*PROBLEM DESCRIPTION*
Each line of the records below that holds "title" should be copied out.

Dataset excerpts:
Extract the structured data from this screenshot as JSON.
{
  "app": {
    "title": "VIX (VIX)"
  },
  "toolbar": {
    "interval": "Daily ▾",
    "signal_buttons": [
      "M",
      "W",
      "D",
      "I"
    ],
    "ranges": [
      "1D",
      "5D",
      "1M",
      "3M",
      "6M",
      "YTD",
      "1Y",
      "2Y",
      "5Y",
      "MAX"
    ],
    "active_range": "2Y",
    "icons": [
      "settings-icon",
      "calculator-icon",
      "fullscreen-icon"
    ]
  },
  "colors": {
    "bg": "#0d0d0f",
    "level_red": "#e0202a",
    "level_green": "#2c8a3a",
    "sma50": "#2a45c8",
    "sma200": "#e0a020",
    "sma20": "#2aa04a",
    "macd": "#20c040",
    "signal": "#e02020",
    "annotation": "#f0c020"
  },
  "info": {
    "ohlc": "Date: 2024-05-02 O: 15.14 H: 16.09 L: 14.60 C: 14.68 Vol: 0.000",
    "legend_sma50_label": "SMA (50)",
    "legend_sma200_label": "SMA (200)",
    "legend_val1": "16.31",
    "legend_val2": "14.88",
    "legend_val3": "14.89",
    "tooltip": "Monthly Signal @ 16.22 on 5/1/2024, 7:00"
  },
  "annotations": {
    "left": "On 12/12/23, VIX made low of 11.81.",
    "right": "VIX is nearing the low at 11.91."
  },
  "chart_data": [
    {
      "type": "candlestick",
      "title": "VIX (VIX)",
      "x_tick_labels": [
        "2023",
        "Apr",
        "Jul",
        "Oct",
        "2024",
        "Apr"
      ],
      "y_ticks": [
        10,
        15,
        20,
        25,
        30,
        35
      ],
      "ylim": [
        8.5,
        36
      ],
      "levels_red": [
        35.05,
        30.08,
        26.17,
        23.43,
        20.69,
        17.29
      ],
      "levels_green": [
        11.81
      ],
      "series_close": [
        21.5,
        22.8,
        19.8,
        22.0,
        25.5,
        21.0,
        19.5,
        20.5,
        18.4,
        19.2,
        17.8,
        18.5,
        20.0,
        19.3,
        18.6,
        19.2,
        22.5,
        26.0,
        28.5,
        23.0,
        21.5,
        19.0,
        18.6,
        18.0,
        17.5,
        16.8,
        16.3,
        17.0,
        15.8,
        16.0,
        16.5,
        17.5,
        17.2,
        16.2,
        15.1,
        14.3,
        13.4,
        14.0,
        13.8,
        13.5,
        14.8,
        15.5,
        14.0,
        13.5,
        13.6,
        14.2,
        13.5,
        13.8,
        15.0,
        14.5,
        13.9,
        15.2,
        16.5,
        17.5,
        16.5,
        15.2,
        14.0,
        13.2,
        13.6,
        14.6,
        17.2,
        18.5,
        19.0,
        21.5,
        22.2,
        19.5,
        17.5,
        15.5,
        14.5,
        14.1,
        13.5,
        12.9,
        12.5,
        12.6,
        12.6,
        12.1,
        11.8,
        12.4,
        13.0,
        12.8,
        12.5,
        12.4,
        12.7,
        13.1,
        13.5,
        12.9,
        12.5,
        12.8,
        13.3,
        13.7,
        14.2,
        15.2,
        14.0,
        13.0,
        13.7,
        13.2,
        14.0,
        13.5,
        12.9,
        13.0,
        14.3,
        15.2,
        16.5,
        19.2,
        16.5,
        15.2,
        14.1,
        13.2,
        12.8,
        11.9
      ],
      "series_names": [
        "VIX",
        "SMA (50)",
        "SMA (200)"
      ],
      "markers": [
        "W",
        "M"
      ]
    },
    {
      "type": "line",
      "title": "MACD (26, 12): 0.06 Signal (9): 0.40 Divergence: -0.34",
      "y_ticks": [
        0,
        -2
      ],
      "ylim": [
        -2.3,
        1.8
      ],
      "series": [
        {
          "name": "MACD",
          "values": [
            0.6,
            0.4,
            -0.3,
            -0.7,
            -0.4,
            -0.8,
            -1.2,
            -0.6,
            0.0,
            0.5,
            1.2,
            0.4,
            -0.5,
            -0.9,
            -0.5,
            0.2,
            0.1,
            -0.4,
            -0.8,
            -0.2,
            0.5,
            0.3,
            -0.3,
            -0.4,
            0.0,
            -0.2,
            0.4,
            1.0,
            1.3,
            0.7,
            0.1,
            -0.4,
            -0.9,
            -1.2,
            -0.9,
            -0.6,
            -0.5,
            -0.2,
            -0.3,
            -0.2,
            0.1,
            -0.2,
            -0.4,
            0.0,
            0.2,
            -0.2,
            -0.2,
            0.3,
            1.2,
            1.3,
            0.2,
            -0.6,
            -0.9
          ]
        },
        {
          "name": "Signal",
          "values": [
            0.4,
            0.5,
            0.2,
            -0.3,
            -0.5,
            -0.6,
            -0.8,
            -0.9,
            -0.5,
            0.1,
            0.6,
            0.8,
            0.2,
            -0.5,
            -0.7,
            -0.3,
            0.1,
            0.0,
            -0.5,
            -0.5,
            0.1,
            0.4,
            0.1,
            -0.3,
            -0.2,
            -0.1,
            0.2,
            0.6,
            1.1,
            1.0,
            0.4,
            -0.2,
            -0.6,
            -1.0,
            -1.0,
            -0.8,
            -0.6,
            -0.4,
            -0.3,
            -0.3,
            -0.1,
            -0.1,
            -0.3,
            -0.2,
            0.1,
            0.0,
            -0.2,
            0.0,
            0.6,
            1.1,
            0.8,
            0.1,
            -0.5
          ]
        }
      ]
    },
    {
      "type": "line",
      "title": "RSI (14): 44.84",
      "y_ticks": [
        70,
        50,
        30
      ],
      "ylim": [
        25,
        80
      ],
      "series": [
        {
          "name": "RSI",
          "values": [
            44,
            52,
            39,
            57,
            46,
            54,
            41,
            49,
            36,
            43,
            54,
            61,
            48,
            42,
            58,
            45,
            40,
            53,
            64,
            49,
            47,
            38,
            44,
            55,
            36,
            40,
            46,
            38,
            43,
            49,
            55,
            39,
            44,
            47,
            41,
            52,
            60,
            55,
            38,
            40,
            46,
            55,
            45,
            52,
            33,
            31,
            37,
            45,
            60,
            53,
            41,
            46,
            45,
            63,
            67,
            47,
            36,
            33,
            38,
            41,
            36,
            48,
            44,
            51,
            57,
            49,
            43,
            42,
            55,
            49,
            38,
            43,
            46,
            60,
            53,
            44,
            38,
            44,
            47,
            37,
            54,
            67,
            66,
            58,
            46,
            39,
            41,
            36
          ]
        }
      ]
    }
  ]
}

*SOLUTION TO THIS TASK*
    "title": "VIX (VIX)"
      "title": "VIX (VIX)",
      "title": "MACD (26, 12): 0.06 Signal (9): 0.40 Divergence: -0.34",
      "title": "RSI (14): 44.84",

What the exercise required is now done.